When Congress first started considering what would become the CFAA, it decided that passing one broad law covering all manner of computer crimes was preferable to passing dozens of individual laws covering dozens of individual crimes. “The price for this legislative expediency is that one relatively brief statute is applied to a range of disparate activities such as fraud, trespass, spam, phishing, worms, viruses and denial of service attacks,” wrote Greg Pollaro in the Duke Law & Technology Review. “This has inevitably forced square pegs into round holes.”
Since the CFAA was first enacted in 1984, it has been repeatedly amended and expanded to the point where a law initially intended to protect banking records and classified government documents has become a vague and insinuating statute that invites prosecutors to classify digital trespassing as burglary and gives them the latitude to effectively charge people multiple times for a single offense. The current CFAA allows prosecutors to charge people with felonies for exceeding authorized access to a protected computer, which the statute defines as any computer engaged in interstate commerce or communications. This describes every single computer with an active Internet connection. In many cases, simply violating a website’s stated terms of service is enough to technically render you an offender. Ever share your New York Times login credentials with a friend or co-worker? Congratulations: You may have just violated the CFAA. See you in federal prison!

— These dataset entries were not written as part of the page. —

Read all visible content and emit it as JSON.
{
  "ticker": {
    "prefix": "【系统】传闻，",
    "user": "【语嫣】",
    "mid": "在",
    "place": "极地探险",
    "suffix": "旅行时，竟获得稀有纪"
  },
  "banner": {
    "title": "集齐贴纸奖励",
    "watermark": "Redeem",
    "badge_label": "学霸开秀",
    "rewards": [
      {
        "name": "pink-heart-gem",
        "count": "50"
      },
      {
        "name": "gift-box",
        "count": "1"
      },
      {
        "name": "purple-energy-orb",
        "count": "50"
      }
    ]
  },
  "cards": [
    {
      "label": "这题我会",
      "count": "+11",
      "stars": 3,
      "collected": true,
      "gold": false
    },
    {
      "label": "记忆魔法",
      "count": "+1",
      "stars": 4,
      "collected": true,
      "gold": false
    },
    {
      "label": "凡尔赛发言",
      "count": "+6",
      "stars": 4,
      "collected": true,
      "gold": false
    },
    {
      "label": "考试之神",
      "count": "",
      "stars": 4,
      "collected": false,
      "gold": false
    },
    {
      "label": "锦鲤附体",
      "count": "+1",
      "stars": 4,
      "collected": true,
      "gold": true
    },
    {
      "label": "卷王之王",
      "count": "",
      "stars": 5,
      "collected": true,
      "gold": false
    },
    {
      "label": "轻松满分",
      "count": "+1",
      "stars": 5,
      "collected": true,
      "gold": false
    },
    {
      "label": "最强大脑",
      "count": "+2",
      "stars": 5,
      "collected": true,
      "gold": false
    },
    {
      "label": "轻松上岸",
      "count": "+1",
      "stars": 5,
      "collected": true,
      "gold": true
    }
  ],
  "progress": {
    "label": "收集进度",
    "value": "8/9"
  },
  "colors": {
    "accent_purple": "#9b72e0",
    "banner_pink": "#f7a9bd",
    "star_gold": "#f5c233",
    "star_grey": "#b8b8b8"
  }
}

The Times, of course, is not in the business of prosecuting people for sharing their passwords. But other entities are more than willing to threaten employees or users with criminal liability for exceeding authorized access. And that’s the main reason why this terrible law resists change. Corporations want to have this law on the books in order to dissuade disgruntled employees or ex-employees from breaching their contracts and also to dissuade users from modifying or sharing their products without authorization. In an economy that depends on the artificial maintenance of informational scarcity, corporations will always support laws that punish the evasion of access controls. And without a public outcry commensurate with that which helped stop the Stop Online Piracy Act and the Protect IP Act in 2012, the CFAA will never be fixed.

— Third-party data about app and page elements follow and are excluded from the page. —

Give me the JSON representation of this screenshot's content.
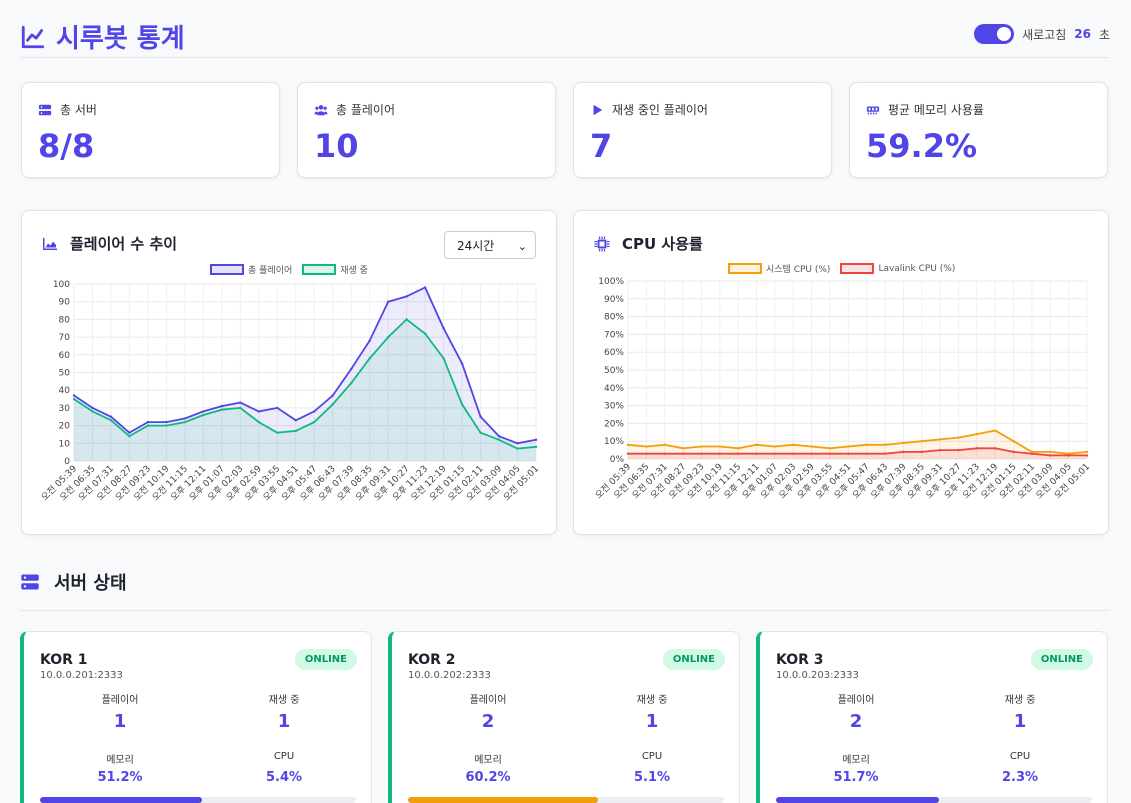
{
  "header": {
    "title": "시루봇 통계",
    "refresh_label": "새로고침",
    "refresh_seconds": "26",
    "refresh_unit": "초",
    "auto_refresh_on": true
  },
  "stats": [
    {
      "label": "총 서버",
      "value": "8/8",
      "icon": "server-icon"
    },
    {
      "label": "총 플레이어",
      "value": "10",
      "icon": "users-icon"
    },
    {
      "label": "재생 중인 플레이어",
      "value": "7",
      "icon": "play-icon"
    },
    {
      "label": "평균 메모리 사용률",
      "value": "59.2%",
      "icon": "memory-icon"
    }
  ],
  "players_chart": {
    "title": "플레이어 수 추이",
    "range_selected": "24시간",
    "legend_total": "총 플레이어",
    "legend_playing": "재생 중",
    "colors": {
      "total": "#4f46e5",
      "playing": "#10b981"
    }
  },
  "cpu_chart": {
    "title": "CPU 사용률",
    "legend_system": "시스템 CPU (%)",
    "legend_lavalink": "Lavalink CPU (%)",
    "colors": {
      "system": "#f59e0b",
      "lavalink": "#ef4444"
    }
  },
  "chart_data": [
    {
      "type": "line",
      "title": "플레이어 수 추이",
      "ylim": [
        0,
        100
      ],
      "yticks": [
        0,
        10,
        20,
        30,
        40,
        50,
        60,
        70,
        80,
        90,
        100
      ],
      "categories": [
        "오전 05:39",
        "오전 06:35",
        "오전 07:31",
        "오전 08:27",
        "오전 09:23",
        "오전 10:19",
        "오전 11:15",
        "오후 12:11",
        "오후 01:07",
        "오후 02:03",
        "오후 02:59",
        "오후 03:55",
        "오후 04:51",
        "오후 05:47",
        "오후 06:43",
        "오후 07:39",
        "오후 08:35",
        "오후 09:31",
        "오후 10:27",
        "오후 11:23",
        "오전 12:19",
        "오전 01:15",
        "오전 02:11",
        "오전 03:09",
        "오전 04:05",
        "오전 05:01"
      ],
      "series": [
        {
          "name": "총 플레이어",
          "values": [
            37,
            30,
            25,
            16,
            22,
            22,
            24,
            28,
            31,
            33,
            28,
            30,
            23,
            28,
            37,
            52,
            68,
            90,
            93,
            98,
            75,
            55,
            25,
            14,
            10,
            12
          ]
        },
        {
          "name": "재생 중",
          "values": [
            35,
            28,
            23,
            14,
            20,
            20,
            22,
            26,
            29,
            30,
            22,
            16,
            17,
            22,
            32,
            44,
            58,
            70,
            80,
            72,
            58,
            32,
            16,
            12,
            7,
            8
          ]
        }
      ]
    },
    {
      "type": "line",
      "title": "CPU 사용률",
      "ylim": [
        0,
        100
      ],
      "yticks": [
        "0%",
        "10%",
        "20%",
        "30%",
        "40%",
        "50%",
        "60%",
        "70%",
        "80%",
        "90%",
        "100%"
      ],
      "categories": [
        "오전 05:39",
        "오전 06:35",
        "오전 07:31",
        "오전 08:27",
        "오전 09:23",
        "오전 10:19",
        "오전 11:15",
        "오후 12:11",
        "오후 01:07",
        "오후 02:03",
        "오후 02:59",
        "오후 03:55",
        "오후 04:51",
        "오후 05:47",
        "오후 06:43",
        "오후 07:39",
        "오후 08:35",
        "오후 09:31",
        "오후 10:27",
        "오후 11:23",
        "오전 12:19",
        "오전 01:15",
        "오전 02:11",
        "오전 03:09",
        "오전 04:05",
        "오전 05:01"
      ],
      "series": [
        {
          "name": "시스템 CPU (%)",
          "values": [
            8,
            7,
            8,
            6,
            7,
            7,
            6,
            8,
            7,
            8,
            7,
            6,
            7,
            8,
            8,
            9,
            10,
            11,
            12,
            14,
            16,
            10,
            4,
            4,
            3,
            4
          ]
        },
        {
          "name": "Lavalink CPU (%)",
          "values": [
            3,
            3,
            3,
            3,
            3,
            3,
            3,
            3,
            3,
            3,
            3,
            3,
            3,
            3,
            3,
            4,
            4,
            5,
            5,
            6,
            6,
            4,
            3,
            2,
            2,
            2
          ]
        }
      ]
    }
  ],
  "servers_section": {
    "title": "서버 상태"
  },
  "servers": [
    {
      "name": "KOR 1",
      "address": "10.0.0.201:2333",
      "status": "ONLINE",
      "players_label": "플레이어",
      "players": "1",
      "playing_label": "재생 중",
      "playing": "1",
      "memory_label": "메모리",
      "memory": "51.2%",
      "cpu_label": "CPU",
      "cpu": "5.4%",
      "memory_fraction": 0.512,
      "bar_color": "#4f46e5"
    },
    {
      "name": "KOR 2",
      "address": "10.0.0.202:2333",
      "status": "ONLINE",
      "players_label": "플레이어",
      "players": "2",
      "playing_label": "재생 중",
      "playing": "1",
      "memory_label": "메모리",
      "memory": "60.2%",
      "cpu_label": "CPU",
      "cpu": "5.1%",
      "memory_fraction": 0.602,
      "bar_color": "#f59e0b"
    },
    {
      "name": "KOR 3",
      "address": "10.0.0.203:2333",
      "status": "ONLINE",
      "players_label": "플레이어",
      "players": "2",
      "playing_label": "재생 중",
      "playing": "1",
      "memory_label": "메모리",
      "memory": "51.7%",
      "cpu_label": "CPU",
      "cpu": "2.3%",
      "memory_fraction": 0.517,
      "bar_color": "#4f46e5"
    }
  ]
}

For now, the CFAA fails to adequately balance the interests of computer proprietors with those of computer users and heavily favors the former over the latter. It criminalizes routine online behaviors and expediencies, like sharing passwords or violating a site’s terms of service. A good rule of thumb is that if a law is routinely broken by most people, the problem is with the law and the way it fails to account for how people actually live. And so it’s all the more unfair when prosecutors do decide to arbitrarily enforce these laws and make an example out of someone.

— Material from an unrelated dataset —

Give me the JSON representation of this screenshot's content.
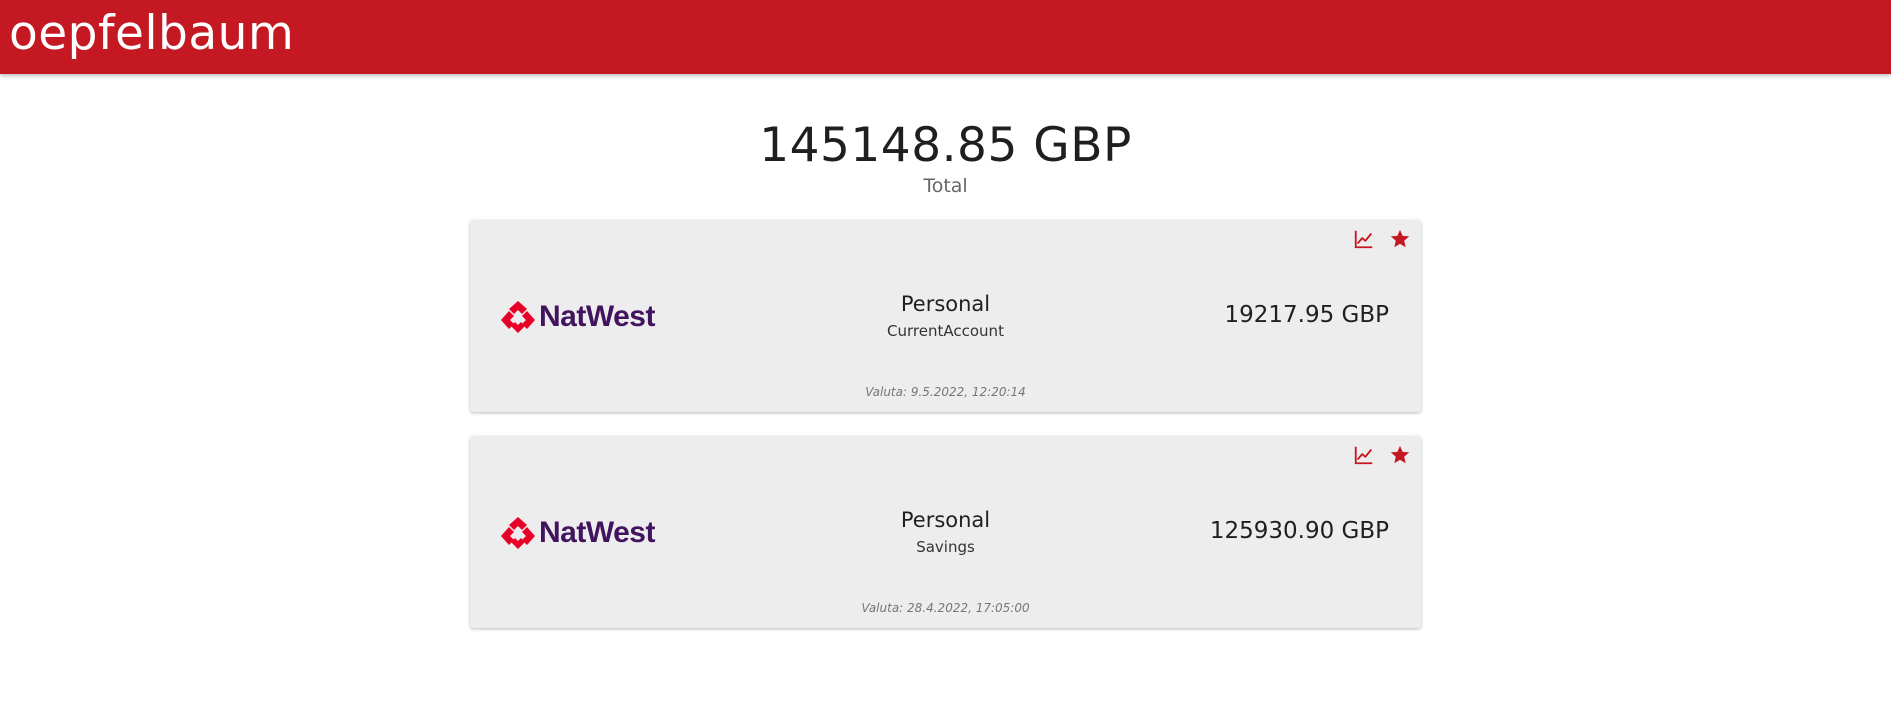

There should, of course, still be federal computer-crime laws. Computer crime exists, just like real-world crime exists, and identity thieves, credit-card fraudsters, spies, vandals, and other malicious hackers should be prosecuted and punished for their destructive antisocial behaviors. But there’s a difference between “destructive online behavior” and “the way we live now.” A fair federal statute would acknowledge that difference and stop making felons out of trespassers.